Politicians claim left and right that small business owners are critical to the success of an economy. They woo them with various tax credits and by turning a blind eye to their opportunities to hide income from taxation. Yet, politicians also rewards large companies with generous tax abatements, especially when the relocate or just promise not to move away. So, in the end, who should be encouraged. the small business owner or the big conglomerate? In part, this is a question about whether it is better to have many self-employed workers or many employed workers.
Mirjam van Praag and André van Stel address this question by trying to determine the optimal business ownership from a sample of 19 OECD countries over 26 years. They proceed by estimating a Cobb-Douglas production function augmented with a business ownership rate, its square, tertiary education, as well as interactions of the latter with the formers. This is not a production function that has an interpretation for factor shares, it is rather a test of some relationships in the data. And by the implied non-linearity, it allows to computed from the regression coefficients what the optimal business ownership rate would be. On average, it is 12.5%, which is definitely not high, and it declines over time.
Furthermore, van Praag and van Stel find that countries with a higher proportion of workers with tertiary education enjoy a lower optimal business ownership rate, converging towards 11% when everyone has a university education (no gravediggers?). The interpretation they offer is that better educated people run larger firms. As business owners are a minority in a developed economy anyway and only the top business owners really matter for economic performance, I am not quite convinced by this argument, but it is apparently supported by microeconomic evidence. I would have rather thought that a more educated workforce is more specialized, and under such circumstances it is more difficult to be a business owner.

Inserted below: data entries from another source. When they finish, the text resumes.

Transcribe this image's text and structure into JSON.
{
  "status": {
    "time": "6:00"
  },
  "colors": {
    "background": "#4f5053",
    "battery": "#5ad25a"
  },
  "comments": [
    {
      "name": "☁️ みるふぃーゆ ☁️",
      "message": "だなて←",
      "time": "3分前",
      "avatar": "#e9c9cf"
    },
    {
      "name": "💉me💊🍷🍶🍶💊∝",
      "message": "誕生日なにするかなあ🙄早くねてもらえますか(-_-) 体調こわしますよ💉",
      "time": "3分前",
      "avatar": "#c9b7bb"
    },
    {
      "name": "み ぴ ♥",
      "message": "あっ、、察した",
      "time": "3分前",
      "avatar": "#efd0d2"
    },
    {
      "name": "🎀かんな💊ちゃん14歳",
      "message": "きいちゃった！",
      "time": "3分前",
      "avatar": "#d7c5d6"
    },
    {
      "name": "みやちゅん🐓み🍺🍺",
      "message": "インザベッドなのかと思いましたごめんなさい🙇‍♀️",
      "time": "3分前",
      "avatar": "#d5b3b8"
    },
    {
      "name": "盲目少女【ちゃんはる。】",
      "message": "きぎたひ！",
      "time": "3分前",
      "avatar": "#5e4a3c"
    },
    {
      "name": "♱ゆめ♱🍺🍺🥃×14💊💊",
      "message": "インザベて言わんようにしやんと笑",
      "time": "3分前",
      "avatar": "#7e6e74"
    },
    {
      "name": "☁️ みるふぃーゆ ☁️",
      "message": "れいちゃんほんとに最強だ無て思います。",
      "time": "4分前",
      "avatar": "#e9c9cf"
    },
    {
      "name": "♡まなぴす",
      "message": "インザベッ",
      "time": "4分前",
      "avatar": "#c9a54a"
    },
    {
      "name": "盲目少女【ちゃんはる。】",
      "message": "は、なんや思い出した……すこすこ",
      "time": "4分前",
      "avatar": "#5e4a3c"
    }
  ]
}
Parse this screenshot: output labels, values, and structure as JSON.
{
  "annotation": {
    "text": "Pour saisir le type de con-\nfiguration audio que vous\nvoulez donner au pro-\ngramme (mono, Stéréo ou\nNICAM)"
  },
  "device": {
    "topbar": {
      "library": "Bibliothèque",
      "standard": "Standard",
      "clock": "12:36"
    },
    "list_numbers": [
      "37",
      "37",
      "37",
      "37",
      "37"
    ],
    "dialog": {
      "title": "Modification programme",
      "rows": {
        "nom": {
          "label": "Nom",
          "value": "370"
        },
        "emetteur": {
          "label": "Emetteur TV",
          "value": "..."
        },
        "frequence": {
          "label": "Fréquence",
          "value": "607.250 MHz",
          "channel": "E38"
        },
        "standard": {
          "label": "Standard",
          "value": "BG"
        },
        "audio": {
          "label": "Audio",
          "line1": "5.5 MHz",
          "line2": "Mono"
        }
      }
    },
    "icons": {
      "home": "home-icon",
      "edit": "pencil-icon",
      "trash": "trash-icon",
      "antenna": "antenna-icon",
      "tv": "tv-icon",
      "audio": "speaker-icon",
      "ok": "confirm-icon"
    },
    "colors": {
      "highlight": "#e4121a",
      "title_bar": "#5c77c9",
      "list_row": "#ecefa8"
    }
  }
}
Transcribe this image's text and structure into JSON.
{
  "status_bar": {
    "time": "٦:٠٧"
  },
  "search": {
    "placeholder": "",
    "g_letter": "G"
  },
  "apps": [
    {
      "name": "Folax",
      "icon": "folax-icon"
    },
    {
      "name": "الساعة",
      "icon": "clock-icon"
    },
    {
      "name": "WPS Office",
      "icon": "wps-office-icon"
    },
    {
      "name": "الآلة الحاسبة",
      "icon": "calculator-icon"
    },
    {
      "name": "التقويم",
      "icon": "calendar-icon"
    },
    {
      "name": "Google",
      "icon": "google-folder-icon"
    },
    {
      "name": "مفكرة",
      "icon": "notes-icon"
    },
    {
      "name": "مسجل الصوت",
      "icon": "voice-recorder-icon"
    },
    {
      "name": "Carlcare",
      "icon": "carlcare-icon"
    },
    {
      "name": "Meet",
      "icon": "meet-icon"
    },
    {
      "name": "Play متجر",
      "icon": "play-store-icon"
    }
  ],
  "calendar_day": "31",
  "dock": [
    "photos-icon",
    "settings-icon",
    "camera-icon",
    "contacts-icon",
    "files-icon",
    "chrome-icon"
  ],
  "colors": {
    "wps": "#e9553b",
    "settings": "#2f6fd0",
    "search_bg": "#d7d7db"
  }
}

The only exception are start-ups, which then either fails or are gobbled up by a larger firm.